Dementia disorders like Parkinson’s and Alzheimer’s disease identified examining brushstrokes

Dementia disorders like Parkinson’s disease and Alzheimer’s disease may be identified with brushstrokes. In the study, researchers analyzed 2,092 paintings from seven famous artists who experienced both normal brain aging and neurodegenerative disease. Of the seven, two suffered from Parkinson’s disease, two had Alzheimer’s disease, and three were without neurodegenerative disease.

The artists’ brushstrokes were closely analyzed using fractal analysis, which is mathematical characterizations of self-repeating patterns. These patterns are often described as the ‘fingerprints of nature’. Fractals can be found in natural phenomenons such as clouds but are also used to authenticate art.

In an effort to link the onset of neurodegenerative disease to the brushstrokes, the researchers focused on changes in the artists’ fractals throughout their career.

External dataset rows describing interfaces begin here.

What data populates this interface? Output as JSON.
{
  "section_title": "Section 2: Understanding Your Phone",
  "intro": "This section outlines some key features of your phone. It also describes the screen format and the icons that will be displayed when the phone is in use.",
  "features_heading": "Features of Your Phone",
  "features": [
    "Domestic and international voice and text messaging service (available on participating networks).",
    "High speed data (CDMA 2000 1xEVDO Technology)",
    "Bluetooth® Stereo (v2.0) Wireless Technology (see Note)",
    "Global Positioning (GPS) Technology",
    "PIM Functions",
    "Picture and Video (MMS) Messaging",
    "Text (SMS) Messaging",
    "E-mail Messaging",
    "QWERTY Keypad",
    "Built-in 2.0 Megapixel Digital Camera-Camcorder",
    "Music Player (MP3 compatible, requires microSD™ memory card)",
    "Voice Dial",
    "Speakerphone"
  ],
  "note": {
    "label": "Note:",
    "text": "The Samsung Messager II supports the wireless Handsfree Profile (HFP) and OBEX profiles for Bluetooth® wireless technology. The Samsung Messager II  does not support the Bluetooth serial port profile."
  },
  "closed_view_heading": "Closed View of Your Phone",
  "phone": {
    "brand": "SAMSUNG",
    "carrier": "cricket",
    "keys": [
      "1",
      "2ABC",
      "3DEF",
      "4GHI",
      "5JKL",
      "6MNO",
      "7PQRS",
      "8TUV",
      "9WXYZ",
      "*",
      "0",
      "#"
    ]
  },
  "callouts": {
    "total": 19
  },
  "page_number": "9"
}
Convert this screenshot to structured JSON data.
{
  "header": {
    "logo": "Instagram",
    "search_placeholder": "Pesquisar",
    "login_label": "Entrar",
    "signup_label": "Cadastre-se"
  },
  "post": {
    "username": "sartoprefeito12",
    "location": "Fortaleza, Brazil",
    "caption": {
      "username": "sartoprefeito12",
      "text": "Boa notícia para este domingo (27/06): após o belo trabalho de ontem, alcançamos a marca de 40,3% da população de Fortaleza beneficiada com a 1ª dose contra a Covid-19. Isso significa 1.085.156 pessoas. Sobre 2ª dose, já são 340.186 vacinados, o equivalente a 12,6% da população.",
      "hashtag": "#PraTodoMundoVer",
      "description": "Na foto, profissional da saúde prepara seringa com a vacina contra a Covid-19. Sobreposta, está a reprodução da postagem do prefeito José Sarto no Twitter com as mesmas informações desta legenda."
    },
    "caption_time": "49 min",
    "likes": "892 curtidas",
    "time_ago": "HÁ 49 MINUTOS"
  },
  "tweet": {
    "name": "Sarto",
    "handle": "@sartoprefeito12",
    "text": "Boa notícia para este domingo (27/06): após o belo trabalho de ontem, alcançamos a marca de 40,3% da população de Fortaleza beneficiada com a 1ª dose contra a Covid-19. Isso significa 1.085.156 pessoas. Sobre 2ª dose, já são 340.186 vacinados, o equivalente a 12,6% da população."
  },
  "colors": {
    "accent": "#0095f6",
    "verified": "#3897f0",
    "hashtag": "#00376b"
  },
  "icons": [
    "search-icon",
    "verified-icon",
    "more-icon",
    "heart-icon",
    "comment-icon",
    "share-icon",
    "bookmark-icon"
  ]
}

Researcher Dr. Alex Forsythe explained, “Art has long been embraced by psychologists as an effective method of improving the quality of life for those persons living people with cognitive disorders. We have built on this tradition by unpicking artists ‘handwriting’ through the analysis of their individual connection with the brush and paint. This process offers the potential for the detection of emerging neurological problems.”

“We hope that our innovation may open up new research directions that will help to diagnose neurological disease in the early stages,” Dr. Forsythe concluded.


Related Reading:

Dementia and music: Positive impact on patients’ cognitive function, mood, and relationships

Dementia risk lowered with aerobic exercise

Popular Stories